The UK Supreme Court has ruled on an appeal relating to the circumstances in which damages may be recoverable for failure to comply with the requirements of the EU and UK procurement rules (the Rules).1 Remedies include the setting aside of contract awards and compensation.2 The Rules provide for a ten day stand-still period during which the contracting authority must refrain from entering into a contract with the successful bidder. If proceedings are issued challenging the award decision during this period, the period is extended until court order or disposal of proceedings.
The respondent to the proceedings, ATK Energy EU, brought a damages claim against the appellant, the Nuclear Decommissioning Authority (NDA),3 for breaches of NDA’s obligations under the Rules in connection with ATK’s unsuccessful bid for a contract for the decommissioning of twelve power stations. The damages were sought for breach of the obligation to award the contract to the most economically advantageous tender. The parties sought judgment on preliminary issues relating to whether (i) the court had any discretion under these Rules not (or only partially) to award damages for losses deriving from NDA’s breach of its obligations and (ii) ATK’s failure to start proceedings within the ten day standstill period (which would have automatically suspended NDA’s right to award the contract) meant that the tenderer was not entitled to damages as it had failed to mitigate its losses.

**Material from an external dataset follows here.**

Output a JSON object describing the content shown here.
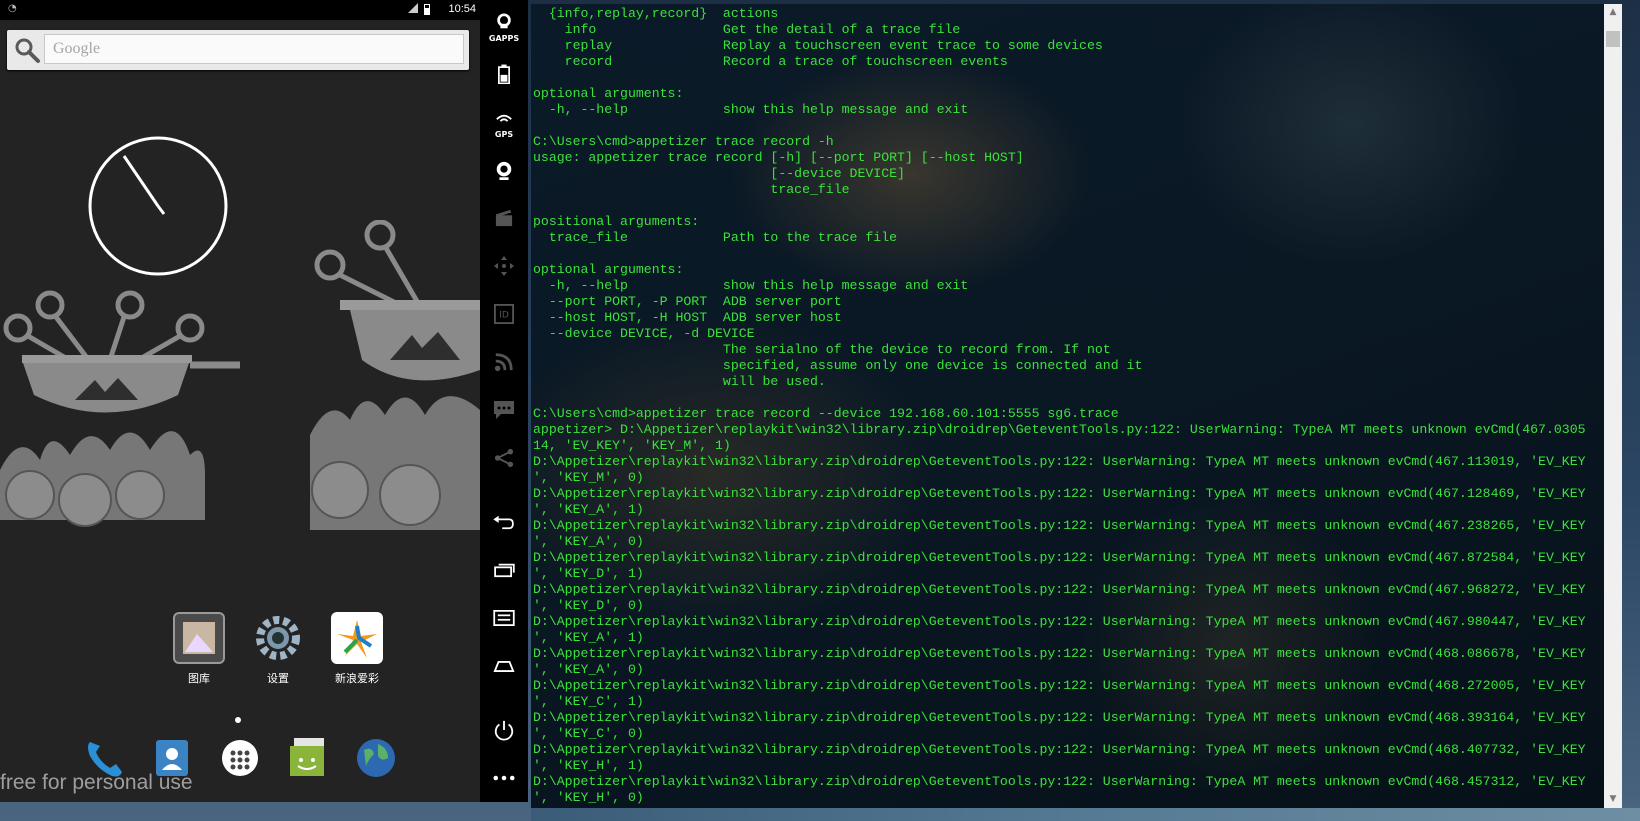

In first instance proceedings, NDA had argued that the phrase “[the court] may award damages” in Regulation 47J(2)(c) gives effect to the “Francovich conditions” applicable to award of damages in EU law, as developed from EU case law.4 One of these conditions provides that the breach of EU law must be “sufficiently serious”, which necessarily introduces an element of discretion to the award of damages, according to NDA. ATK’s argument, however, which had been accepted by Edwards-Stuart J, was that ordinary English law principles were applicable to such awards of damages, and that once a breach of the Rules was established the award of damages was not discretionary. On the second issue, Edwards-Stuart J had concluded that he could not decide whether ATK’s failure to issue proceedings in time to prevent the conclusion of the contract deprived ATK of the right to any damages, because “that issue raised questions of fact that could not be determined without evidence as a preliminary issue”.
On appeal, the Court of Appeal dismissed NDA's appeal on the first issue and allowed ATK’s appeal on the second issue. It held that while breaches of the Remedies Directive are subject to the “Francovich conditions”, the latter were “minimum conditions” and it was open to national law to lay down criteria that provide a less restrictive remedy in damages, which it did (i.e. there was no requirement in English law for a breach to be shown to be “sufficiently serious”). The Court further concluded that “there is nothing in either the Remedies Directive or the Regulations to suggest that a person whose rights under these instruments have been infringed should be deprived of damages because of a failure to invoke any other available remedy”. The standstill and court application regime was available as an option to the unsuccessful tenderer, and not as a pre-condition to the availability of damages.
NDA appealed the Court of Appeal’s decision to the Supreme Court,5 which:
Did not accept ATK’s case that EU law requires a remedy in damages for any breach. The Court concluded that the liability of a contracting authority for breach of the Rules exists only where the minimum “Francovich conditions” (including the condition providing that the breach must be “sufficiently serious”) are met, “although it is open to States in their domestic law to introduce wider liability free of those conditions”;
Accepted NDA’s case that the Court of Appeal had wrongly held that domestic law goes further than EU law by requiring a remedy in damages for any breach, whether serious or not. It based this conclusion on an examination of the legislator’s intention when implementing the EU procurement rules (i.e. there was no intention to ‘gold plate’); and
Agreed with the Court of Appeal that the economic operator is not required to take advantage of the opportunity to stop the wrongful award of a procurement contract to a competitor. The operator is free to issue a claim for damages after awaiting the entry into the contract.
The impact of this ruling on the willingness of economic operators to bring similar actions for damages remains to be seen. On the one hand, the ruling adopts a relatively restrictive approach to the availability of damages, concluding that damages are available only in instances of “sufficiently serious” breaches. On the other hand, it makes clear that these operators do not have to exhaust other remedies before starting such action.